For the aviation sector, circular economy is an emerging concept and has potential to reshape the whole supply chain from product design (aircrafts, flights and aerodromes) to end-of-life management. Manufacturers, airlines and airports are already involved in the growing movement, with more expected to join in the future. Numerous opportunities exist, such as reusing and recycling end-of-life aircraft materials, reducing and valorizing waste during flights and in ground infrastructures (food, packaging, municipal solid waste, construction and demolition debris), reducing energy, water and raw material consumption.
For detailed examples of the application of the circular economy in international aviation, Chapter 8 “Towards a Circular Economy” of the 2019 ICAO Environment Report provides the following insight:
- An introduction to circular economy
- Circular Economy at Amsterdam Airport Schiphol
- London Gatwick’s Circular System for Becoming a Zero Waste Airport
- Best Practices and Standards in Aircraft End-of-Life and Recycling
Next steps: ICAO’s contribution to UNEP’s process against plastic pollution
As part of the United Nations system, ICAO cooperates with more than 50 UN entities on all matters related to international aviation and the environment.
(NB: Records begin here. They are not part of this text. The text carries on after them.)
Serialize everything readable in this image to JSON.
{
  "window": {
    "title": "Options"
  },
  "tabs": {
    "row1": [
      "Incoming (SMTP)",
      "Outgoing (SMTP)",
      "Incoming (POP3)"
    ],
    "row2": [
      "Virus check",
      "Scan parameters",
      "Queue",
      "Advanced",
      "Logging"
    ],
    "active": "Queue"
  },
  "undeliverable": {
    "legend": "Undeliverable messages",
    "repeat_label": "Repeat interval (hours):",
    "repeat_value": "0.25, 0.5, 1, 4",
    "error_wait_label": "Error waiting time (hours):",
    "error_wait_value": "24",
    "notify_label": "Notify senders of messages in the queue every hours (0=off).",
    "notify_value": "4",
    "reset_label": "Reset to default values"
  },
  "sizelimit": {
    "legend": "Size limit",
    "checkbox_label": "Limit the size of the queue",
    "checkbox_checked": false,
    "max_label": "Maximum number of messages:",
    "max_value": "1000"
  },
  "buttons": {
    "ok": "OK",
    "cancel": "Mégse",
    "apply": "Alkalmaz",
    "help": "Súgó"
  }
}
ICAO is also committed to its participation in the implementation of the 2030 Agenda for Sustainable Development, which benefits from enhanced and strengthened partnerships with UN system organizations. This of course includes UNEP, whose efforts and initiatives focus on topics that are central to ICAO’s work on environmental protection.
In a historic decision at the fifth United Nations Environment Assembly (UNEA) in March 2022, all 193 UN Member States decided on the need for a global agreement to end plastic pollution by the end of 2024.
In her speech the Executive Director of UNEP, Ms. Inger Andersen, noted that the adoption of Resolution UNEA 5/14 “marks a triumph by planet earth over single-use plastics…in parallel to negotiations over an international binding agreement, UNEP will work with any willing government and business across the value chain to shift away from single-use plastics, as well as to mobilize private finance and remove barriers to investments in research and in a new circular economy.”
In resolution 5/14, UNEA requested the convening of an Intergovernmental Negotiating Committee (INC) to develop an international legally binding instrument on plastic pollution, including in the marine environment, based on a comprehensive approach that addresses the full life cycle of plastic. The first meeting of the INC took place in Uruguay in December 2022 while the second meeting of the INC took place in Paris from 29 May to 2 June 2023.
ICAO welcomes the historic milestone reached at the UNEA and is joining the INC as an observer, to monitor the developments of the ongoing negotiations on plastic pollution and contribute to this process.